Normal Weight for 14-Year-Olds
High-Protein Low-Calorie Diet Plan
Diet Plan for Compulsive Eating
What Are the Causes of Elevated Liver Enzymes in Anorexia?
Common Psychological Problems of School Children
Dissociation Symptoms of Major Depression
- South Carolina Department of Mental Health: Eating Disorder Statistics
- American Heart Association: Risks of High Cholesterol
- National Association of Anorexia Nervosa and Associated Disorders. Eating disorder statistics.
- National Eating Disorders Association. Statistics and research on eating disorders.
- Mclester CN, Hardin R, Hoppe S. Susceptibility to eating disorders among collegiate female student-athletes. J Athl Train. 2014;49(3):406-10. doi:10.4085/1062-6050-49.2.16
- ACOG Committee on Adolescent Health Care. Committee opinion No.702: Female athlete triad. Obstet Gynecol. 2017;129(6):e160-e167. doi:10.1097/aog.0000000000002113
- Martinsen M, Sundgot-borgen J. Higher prevalence of eating disorders among adolescent elite athletes than controls. Med Sci Sports Exerc. 2013;45(6):1188-97. doi:10.1249/MSS.0b013e318281a939

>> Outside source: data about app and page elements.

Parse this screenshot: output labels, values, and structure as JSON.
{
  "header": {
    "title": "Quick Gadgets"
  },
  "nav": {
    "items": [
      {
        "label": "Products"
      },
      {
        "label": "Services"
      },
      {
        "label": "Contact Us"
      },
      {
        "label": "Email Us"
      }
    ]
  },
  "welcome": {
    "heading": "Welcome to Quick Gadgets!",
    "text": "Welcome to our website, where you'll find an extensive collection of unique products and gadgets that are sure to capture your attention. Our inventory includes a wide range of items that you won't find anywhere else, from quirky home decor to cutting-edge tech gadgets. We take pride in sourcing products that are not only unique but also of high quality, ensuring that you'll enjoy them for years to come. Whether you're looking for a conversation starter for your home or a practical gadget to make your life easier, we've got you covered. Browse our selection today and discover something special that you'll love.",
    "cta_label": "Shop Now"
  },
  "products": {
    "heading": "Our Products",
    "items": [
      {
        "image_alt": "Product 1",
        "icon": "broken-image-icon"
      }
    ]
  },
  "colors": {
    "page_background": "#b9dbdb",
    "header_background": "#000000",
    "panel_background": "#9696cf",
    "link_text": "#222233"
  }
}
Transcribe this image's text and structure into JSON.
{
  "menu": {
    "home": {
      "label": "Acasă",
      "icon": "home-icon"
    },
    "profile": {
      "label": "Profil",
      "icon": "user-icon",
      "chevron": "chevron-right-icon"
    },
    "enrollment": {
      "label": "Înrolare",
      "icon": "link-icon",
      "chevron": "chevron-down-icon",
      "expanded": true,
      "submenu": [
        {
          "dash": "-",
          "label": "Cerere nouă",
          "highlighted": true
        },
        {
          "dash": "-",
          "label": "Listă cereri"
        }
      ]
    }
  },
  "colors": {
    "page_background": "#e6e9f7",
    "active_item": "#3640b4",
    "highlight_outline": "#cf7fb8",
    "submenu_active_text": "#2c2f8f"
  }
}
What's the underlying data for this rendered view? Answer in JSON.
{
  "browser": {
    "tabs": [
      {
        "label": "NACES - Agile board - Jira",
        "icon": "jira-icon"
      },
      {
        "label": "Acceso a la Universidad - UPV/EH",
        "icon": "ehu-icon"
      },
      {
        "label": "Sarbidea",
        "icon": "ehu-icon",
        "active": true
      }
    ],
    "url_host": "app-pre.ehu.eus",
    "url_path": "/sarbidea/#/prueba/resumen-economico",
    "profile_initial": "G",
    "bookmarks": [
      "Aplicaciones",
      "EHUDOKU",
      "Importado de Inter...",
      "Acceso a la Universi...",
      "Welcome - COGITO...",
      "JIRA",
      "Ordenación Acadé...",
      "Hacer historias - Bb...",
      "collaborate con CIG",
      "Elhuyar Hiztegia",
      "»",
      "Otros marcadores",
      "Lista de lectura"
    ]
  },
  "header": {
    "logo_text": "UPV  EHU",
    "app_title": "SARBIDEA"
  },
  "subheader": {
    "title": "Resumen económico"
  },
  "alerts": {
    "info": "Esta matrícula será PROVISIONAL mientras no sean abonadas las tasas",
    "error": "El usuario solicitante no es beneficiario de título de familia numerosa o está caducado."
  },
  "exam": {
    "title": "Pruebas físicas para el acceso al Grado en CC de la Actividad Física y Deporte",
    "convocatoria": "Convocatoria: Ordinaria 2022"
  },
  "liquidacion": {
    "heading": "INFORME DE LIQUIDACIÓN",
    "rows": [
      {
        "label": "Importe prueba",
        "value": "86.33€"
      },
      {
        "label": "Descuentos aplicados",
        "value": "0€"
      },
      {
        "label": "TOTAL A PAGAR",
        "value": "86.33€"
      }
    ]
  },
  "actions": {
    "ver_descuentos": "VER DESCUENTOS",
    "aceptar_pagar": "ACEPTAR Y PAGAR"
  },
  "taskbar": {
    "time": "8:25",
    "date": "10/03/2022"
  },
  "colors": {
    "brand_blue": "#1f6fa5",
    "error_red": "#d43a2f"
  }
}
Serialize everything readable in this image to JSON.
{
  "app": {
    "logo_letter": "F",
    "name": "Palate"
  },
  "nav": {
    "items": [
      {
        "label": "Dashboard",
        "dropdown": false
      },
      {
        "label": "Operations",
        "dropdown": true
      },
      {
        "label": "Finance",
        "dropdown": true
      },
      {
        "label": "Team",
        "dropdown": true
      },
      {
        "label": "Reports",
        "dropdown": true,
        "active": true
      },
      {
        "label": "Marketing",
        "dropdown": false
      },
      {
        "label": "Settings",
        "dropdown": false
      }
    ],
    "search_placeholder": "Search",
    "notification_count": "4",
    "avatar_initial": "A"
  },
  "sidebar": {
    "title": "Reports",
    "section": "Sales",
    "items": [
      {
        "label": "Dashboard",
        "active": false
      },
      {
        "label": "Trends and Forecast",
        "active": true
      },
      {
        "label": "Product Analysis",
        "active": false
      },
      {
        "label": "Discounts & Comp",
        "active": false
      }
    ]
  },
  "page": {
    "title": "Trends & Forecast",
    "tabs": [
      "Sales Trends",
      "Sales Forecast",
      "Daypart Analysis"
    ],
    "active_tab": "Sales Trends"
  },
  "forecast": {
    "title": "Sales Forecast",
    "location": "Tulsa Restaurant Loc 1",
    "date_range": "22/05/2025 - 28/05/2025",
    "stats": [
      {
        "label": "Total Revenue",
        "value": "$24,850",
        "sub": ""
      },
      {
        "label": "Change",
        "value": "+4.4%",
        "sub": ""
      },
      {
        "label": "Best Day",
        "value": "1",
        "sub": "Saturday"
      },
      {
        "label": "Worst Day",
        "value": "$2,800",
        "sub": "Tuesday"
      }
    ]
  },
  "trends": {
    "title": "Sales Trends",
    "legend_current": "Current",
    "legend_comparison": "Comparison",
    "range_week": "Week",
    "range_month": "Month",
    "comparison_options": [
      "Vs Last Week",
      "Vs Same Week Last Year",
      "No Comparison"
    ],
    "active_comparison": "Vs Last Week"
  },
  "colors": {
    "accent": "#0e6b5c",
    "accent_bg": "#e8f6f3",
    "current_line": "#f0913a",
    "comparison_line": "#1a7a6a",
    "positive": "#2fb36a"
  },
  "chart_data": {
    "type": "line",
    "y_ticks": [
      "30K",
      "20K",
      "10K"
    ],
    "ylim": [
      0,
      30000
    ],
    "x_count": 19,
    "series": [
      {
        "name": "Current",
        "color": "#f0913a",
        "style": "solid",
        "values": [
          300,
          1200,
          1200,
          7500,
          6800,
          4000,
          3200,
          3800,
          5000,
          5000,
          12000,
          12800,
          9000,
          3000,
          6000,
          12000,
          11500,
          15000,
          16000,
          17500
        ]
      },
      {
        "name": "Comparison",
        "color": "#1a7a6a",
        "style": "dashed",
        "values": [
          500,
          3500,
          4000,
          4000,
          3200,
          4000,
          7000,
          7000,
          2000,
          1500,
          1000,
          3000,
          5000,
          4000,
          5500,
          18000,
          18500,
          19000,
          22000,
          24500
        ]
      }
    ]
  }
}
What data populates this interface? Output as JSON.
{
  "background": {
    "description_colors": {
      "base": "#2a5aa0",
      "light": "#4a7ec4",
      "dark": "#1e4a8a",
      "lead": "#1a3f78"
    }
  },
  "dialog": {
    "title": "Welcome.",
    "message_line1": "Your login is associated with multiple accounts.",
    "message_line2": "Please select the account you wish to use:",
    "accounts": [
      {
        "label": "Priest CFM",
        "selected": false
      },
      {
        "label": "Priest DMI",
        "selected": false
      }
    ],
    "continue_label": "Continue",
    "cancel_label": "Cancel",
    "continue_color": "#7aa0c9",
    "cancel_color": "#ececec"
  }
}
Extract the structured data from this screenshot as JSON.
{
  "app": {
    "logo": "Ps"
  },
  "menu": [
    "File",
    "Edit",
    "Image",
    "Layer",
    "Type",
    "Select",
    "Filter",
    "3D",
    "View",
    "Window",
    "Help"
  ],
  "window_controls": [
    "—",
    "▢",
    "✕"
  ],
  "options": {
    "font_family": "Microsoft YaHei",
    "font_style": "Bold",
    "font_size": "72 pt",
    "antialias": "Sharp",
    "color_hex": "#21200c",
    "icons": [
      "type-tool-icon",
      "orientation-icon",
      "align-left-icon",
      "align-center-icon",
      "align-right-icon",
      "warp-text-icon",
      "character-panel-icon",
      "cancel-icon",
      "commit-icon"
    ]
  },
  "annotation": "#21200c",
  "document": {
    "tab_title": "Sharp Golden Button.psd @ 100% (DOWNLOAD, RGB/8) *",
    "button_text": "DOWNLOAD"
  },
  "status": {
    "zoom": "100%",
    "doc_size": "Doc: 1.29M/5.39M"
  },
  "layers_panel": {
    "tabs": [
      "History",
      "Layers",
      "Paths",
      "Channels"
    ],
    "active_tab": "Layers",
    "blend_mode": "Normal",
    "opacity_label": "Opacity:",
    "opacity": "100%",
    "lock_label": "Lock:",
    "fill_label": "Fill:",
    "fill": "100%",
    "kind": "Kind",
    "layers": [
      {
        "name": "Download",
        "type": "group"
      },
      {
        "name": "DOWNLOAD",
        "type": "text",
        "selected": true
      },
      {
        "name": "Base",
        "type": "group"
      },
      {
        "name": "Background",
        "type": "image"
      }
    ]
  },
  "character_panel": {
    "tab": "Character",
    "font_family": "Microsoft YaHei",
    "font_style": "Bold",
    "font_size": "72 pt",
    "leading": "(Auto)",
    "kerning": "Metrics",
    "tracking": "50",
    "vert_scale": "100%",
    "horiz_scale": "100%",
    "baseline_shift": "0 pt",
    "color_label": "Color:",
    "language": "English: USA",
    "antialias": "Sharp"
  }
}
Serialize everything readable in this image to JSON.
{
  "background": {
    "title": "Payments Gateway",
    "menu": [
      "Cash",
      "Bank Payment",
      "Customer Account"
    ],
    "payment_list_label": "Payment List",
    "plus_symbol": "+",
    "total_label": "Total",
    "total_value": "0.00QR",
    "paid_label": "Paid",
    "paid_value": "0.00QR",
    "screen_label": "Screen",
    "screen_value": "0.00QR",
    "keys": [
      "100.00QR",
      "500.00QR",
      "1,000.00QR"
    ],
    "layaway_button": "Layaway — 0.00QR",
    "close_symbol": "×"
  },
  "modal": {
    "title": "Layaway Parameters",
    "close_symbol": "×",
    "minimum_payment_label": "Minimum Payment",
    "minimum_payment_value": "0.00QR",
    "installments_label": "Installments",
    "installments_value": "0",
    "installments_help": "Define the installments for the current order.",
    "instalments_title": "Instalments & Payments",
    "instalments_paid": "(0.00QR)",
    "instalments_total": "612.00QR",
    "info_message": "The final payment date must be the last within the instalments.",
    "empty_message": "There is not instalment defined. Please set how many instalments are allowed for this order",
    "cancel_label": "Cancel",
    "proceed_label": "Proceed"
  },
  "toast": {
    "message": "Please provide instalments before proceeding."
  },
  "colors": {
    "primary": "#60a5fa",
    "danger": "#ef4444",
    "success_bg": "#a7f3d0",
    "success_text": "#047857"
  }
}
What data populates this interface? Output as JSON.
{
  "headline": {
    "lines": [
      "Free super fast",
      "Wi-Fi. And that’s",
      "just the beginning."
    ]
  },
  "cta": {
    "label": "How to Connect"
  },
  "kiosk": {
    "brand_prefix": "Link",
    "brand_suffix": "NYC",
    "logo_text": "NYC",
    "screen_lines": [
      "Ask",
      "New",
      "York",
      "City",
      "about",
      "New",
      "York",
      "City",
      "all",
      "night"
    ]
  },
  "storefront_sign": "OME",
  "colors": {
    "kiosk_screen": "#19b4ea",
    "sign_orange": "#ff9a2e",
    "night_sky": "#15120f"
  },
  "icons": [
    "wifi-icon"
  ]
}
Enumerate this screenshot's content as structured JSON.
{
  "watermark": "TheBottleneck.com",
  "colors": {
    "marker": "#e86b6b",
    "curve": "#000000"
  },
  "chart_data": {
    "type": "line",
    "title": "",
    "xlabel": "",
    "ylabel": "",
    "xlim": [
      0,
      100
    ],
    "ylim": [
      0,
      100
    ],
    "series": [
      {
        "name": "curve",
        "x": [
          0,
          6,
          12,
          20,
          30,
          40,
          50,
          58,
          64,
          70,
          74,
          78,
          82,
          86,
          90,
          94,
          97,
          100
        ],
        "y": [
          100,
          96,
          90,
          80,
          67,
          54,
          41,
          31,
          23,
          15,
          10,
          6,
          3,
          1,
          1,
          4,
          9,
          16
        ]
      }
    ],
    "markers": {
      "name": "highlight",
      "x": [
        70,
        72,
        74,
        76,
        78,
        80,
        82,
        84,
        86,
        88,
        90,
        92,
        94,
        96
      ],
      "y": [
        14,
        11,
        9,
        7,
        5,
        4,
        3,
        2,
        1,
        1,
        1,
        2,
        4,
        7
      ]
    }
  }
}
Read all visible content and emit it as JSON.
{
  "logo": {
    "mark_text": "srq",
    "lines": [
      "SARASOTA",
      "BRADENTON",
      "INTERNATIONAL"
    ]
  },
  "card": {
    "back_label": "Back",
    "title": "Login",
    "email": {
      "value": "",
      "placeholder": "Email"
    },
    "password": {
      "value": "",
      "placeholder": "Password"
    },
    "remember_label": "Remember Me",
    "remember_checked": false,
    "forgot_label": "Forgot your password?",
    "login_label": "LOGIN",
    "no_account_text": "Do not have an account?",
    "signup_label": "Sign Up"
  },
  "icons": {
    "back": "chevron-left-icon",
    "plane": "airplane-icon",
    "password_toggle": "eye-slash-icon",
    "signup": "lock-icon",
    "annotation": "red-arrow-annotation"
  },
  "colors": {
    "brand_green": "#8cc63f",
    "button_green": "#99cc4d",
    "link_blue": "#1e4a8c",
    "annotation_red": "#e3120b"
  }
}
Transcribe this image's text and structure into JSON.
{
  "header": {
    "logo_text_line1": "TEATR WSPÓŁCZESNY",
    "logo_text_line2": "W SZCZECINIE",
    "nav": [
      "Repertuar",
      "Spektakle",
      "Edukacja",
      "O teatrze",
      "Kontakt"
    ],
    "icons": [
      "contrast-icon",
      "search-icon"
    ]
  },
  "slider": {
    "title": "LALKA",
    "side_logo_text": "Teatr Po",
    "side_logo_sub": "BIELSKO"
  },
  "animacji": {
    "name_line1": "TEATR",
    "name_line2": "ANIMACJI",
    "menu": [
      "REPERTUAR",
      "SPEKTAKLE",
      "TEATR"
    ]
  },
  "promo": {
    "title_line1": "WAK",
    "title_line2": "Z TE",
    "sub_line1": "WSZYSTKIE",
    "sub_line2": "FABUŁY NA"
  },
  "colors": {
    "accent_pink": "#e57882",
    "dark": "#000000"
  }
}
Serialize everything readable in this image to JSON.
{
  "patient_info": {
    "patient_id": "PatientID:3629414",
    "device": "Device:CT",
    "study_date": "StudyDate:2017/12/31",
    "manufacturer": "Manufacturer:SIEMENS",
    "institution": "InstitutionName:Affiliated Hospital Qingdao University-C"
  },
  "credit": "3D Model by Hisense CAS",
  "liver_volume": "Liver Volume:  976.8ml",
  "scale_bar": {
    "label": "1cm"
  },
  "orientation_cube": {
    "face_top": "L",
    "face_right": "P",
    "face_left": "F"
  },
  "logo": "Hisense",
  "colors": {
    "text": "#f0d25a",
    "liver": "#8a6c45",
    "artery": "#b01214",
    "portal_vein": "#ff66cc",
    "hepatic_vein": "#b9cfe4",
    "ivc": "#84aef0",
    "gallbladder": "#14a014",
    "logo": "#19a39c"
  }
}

- National Eating Disorders Collaboration. Comorbidity.
- National Institute of Mental Health. Eating disorders: About more than food. Revised 2018.
- National Institute of Mental Health. Eating disorders. Revised 2018.
August McLaughlin is a certified nutritionist and health writer with more than nine years of professional experience. Her work has been featured in various magazines such as "Healthy Aging," "CitySmart," "IAmThatGirl" and "ULM." She holds specializations in eating disorders, healthy weight management and sports nutrition. She is currently completing her second cookbook and Weight Limit—a series of body image/nutrition-related PSAs.